  5. ^ Stephen Lloyd, Eastbourne Liberal Democrats, 7 May 2010 
  6. ^ Ryan, Siohan (14 October 2005). "Cheers as megastore plan is thrown out". The Argus. 
  7. ^ Asthana, Anushka (14 March 2010). "Lib Dems adapt their message to bridge Britain's class divide". The Observer. 
  8. ^ Swaine, Jon (6 May 2010). "Lend us your votes, Clegg begs waverers in the key marginal seats". The Daily Telegraph. 
  9. ^ Eastbourne result, General Election 2010, BBC Online Network, 7 May 2010 
  10. ^ Lib Dem Lloyd sweeps to victory in Eastbourne, Eastbourne Herald, 7 May 2010 
  11. ^ Gardner, Bill (9 December 2011). "Court rules Lib Dem leaflet was defamatory". The Argus. 
  12. ^ "Eastbourne MP wins appeal over libel case". Eastbourne Herald. 28 February 2013. 
  13. ^ "Waterson v Lloyd MP & Anor [2013] EWCA Civ 136". 28 February 2013. 
  14. ^ "Eastbourne Parliamentary constituency". BBC News. Retrieved 8 April 2015. 
  15. ^ Stratton, Allegra (20 December 2010). "Labour courts Lib Dem in benefit vote". 
  16. ^ Getting loud about PIP, Multiple Sclerosis Society, 8 February 2013 
  17. ^ Visa change threatens Sussex language schools, BBC News, 2 August 2010 
  18. ^ Register of All-Party Groups (PDF), Parliamentary Commissioner for Standards, 1 February 2013 
  19. ^ Latest APPG News, Religious Education Council of England and Wales 
  20. ^ Letters to the Editor: Faith schools and true freedom of thought, The Times, 25 November 2014 
  21. ^ http://www.libdems.org.uk/latest_news_detail.aspx?title=Stephen_Lloyd_appointed_PPS_to_Ed_Davey&pPK=96444066-e3a4-4e22-9ab8-ef71049f0ed2
  22. ^ MP quits his top government job in row over A27, Eastbourne Herald, 12 December 2014 
  23. ^ a b Cole, Moreton (15 March 2015). "Stephen Lloyd: The Lib Dems 'saved the country, but we destroyed ourselves'". Independent.
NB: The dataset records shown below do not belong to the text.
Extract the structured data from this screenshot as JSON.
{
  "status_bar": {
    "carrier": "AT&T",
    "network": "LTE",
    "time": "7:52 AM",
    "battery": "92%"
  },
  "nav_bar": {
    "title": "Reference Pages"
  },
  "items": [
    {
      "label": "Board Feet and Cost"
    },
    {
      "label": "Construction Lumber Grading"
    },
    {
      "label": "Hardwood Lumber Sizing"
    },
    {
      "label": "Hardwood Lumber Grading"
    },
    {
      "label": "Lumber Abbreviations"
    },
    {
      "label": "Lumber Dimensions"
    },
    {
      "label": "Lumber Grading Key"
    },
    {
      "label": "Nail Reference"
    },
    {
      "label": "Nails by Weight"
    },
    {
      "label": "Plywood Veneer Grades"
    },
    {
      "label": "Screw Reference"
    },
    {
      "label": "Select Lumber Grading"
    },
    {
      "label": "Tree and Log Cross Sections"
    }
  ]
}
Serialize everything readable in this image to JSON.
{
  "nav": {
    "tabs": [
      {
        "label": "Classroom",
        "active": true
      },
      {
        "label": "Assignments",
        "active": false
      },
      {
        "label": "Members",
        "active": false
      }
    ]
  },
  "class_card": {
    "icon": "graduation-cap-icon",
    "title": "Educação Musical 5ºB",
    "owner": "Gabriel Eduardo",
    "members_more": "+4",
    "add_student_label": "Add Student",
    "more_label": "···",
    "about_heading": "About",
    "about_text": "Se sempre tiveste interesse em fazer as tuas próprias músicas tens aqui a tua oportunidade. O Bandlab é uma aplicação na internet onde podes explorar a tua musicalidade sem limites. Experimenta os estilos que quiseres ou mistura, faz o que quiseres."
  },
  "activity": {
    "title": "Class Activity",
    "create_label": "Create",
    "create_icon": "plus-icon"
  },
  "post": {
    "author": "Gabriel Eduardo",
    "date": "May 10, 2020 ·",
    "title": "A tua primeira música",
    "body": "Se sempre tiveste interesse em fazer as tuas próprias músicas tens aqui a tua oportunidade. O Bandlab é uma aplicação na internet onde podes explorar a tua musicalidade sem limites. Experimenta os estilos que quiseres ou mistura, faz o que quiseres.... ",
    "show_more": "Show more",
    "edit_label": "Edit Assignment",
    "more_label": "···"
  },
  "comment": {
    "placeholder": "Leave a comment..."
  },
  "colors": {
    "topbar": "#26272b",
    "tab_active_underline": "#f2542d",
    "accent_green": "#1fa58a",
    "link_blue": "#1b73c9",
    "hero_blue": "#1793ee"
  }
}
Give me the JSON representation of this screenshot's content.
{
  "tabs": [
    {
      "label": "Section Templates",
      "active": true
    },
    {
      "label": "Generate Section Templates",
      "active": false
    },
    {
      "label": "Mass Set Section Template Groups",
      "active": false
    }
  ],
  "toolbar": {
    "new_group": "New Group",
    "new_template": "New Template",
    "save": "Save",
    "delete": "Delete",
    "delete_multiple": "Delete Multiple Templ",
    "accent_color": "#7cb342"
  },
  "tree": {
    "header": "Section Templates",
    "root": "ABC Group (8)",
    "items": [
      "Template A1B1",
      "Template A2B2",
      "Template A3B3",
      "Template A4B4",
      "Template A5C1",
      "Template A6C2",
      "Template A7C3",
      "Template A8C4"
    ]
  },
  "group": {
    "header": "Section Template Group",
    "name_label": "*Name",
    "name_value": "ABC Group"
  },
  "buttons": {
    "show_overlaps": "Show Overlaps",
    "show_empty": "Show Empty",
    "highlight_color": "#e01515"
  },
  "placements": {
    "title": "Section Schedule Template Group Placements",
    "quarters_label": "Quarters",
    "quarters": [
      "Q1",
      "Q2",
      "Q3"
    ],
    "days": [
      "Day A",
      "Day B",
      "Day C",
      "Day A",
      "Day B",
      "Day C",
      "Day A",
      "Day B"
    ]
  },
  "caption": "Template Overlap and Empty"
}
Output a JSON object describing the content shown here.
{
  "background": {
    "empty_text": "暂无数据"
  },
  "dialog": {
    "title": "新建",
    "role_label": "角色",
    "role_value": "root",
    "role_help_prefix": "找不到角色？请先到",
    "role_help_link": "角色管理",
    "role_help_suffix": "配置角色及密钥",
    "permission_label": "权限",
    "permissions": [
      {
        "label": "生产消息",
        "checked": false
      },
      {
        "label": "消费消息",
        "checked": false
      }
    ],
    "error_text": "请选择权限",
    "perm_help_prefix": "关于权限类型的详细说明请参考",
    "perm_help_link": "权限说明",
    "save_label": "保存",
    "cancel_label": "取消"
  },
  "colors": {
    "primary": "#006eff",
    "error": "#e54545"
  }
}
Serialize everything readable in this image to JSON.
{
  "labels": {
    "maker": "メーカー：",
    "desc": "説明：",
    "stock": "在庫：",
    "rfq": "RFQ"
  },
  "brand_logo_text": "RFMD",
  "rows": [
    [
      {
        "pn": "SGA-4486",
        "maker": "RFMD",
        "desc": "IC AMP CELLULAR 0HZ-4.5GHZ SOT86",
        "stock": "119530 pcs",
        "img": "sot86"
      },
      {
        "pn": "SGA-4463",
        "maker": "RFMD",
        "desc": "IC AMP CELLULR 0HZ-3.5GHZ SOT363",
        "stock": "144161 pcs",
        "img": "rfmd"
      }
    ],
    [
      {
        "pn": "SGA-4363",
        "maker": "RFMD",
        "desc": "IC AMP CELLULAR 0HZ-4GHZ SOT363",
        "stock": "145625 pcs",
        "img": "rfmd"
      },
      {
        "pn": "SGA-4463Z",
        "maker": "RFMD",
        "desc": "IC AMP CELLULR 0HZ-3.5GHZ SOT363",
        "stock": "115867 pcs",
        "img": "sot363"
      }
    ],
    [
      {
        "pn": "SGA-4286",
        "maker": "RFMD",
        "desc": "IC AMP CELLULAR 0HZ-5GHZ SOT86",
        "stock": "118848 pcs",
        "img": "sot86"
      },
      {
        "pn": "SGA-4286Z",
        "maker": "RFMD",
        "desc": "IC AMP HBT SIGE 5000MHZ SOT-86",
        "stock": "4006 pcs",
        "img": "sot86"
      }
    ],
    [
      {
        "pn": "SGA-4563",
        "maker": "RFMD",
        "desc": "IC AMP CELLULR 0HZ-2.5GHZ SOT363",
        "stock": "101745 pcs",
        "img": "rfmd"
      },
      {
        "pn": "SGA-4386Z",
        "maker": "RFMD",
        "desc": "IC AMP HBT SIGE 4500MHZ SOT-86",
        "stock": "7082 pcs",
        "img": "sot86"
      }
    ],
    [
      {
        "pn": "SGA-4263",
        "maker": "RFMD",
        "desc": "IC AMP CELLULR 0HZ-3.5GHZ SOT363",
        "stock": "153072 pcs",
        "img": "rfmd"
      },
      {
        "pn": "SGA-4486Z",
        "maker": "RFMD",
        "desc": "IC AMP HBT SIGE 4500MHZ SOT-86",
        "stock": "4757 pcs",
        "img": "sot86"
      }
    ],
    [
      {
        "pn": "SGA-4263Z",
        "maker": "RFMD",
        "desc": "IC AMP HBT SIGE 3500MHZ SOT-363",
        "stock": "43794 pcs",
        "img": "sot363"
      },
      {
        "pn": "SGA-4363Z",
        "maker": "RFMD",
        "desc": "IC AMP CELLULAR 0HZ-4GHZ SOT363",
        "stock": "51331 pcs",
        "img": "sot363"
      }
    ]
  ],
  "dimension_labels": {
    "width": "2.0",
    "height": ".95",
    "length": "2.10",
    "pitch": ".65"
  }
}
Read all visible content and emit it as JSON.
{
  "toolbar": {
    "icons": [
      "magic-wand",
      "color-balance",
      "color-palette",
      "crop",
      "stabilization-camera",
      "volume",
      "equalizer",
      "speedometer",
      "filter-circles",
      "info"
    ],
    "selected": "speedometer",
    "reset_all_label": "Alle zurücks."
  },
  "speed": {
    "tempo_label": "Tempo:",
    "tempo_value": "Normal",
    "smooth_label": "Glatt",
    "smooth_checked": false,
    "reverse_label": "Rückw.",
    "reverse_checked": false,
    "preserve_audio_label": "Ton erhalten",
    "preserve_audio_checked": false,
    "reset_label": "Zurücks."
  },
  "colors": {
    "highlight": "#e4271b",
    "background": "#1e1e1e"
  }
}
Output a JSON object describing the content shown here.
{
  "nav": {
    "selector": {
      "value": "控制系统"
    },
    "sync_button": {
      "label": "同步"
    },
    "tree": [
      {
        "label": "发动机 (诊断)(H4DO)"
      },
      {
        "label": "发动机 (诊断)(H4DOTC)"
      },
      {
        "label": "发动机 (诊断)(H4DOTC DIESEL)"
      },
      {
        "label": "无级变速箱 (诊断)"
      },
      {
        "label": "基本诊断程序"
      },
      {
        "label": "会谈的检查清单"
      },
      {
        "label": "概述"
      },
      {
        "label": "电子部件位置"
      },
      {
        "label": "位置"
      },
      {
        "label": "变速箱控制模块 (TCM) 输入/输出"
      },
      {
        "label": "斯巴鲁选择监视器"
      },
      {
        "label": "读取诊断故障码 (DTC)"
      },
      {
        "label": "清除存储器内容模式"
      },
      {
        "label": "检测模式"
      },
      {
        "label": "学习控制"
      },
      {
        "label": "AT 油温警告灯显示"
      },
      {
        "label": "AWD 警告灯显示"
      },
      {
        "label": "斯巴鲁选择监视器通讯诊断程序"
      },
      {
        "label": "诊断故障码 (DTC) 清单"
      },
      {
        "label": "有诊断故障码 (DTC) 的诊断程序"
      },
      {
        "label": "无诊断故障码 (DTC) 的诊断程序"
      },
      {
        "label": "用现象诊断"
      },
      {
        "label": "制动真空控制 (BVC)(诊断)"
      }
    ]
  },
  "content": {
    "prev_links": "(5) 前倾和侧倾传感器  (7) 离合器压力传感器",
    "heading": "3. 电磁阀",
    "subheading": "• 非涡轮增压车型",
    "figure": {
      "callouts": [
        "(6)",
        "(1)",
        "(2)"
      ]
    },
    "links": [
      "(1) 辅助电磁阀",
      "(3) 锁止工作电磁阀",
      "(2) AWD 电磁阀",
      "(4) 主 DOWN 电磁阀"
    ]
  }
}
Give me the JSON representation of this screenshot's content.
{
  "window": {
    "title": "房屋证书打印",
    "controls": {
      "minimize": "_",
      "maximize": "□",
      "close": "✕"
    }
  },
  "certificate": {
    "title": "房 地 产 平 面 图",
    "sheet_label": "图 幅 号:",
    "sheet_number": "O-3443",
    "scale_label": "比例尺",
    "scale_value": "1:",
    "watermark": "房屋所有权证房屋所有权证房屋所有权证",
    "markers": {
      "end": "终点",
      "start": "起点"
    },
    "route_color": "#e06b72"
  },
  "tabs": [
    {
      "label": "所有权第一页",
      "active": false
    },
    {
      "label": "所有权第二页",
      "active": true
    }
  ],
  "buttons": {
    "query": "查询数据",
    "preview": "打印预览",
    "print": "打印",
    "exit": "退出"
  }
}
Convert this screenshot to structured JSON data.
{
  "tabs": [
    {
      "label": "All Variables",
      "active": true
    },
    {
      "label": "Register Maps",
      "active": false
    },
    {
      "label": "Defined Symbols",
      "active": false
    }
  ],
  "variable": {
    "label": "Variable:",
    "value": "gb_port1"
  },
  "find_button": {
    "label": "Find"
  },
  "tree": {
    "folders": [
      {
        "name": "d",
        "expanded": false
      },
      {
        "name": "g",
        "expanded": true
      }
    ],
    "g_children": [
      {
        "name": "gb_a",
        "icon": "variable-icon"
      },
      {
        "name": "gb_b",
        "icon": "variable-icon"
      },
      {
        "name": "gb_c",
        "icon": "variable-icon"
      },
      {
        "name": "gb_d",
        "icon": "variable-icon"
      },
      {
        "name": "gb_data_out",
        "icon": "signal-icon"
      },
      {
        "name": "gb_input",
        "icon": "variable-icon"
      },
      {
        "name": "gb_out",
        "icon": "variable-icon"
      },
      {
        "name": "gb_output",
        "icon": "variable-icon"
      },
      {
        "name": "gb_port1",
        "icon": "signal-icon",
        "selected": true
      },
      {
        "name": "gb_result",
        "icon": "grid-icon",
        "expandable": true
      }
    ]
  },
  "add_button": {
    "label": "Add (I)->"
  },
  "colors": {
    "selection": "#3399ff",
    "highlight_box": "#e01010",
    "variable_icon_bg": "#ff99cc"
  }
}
Retrieved 1 April 2015. 
  24. ^ "Stephen Lloyd". Public Whip. Retrieved 1 April 2015. 
  25. ^ Carnival fever marks Sunshine Carnival, Eastbourne Herald, 6 June 2012 
  26. ^ Business event hailed a success, Eastbourne Herald, 21 January 2011 
  27. ^ Prime Minister heaps praise on Eastbourne, Eastbourne Herald, 4 November 2011 
  28. ^ Behr, Rafael (30 July 2014). "The Lib Dems could survive in government by going back to their roots". The Guardian. 
  29. ^ Patterson, Christina (10 December 2011). "Can British politicians win back our respect?". The Independent. 
  30. ^ Partners Celebrate £4 Million Funding, Eastbourne Homes, February 2011 
  31. ^ Good news for shops development in town, Eastbourne Herald, 25 May 2012 
  32. ^ Andrea Gada’s parents write to PM after funeral visa plea is rejected, The Guardian, 20 January 2015 
  33. ^ Fight goes on for relatives funeral visas, Eastbourne Herald, 20 January 2015 
  34. ^ "Grassroot Diplomat Who's Who". Grassroot Diplomat. 15 March 2015. Retrieved 27 April 2015. 

External links[edit]

Parliament of the United Kingdom
Preceded by
Nigel Waterson
Member of Parliament for Eastbourne
20102015
Succeeded by
Caroline Ansell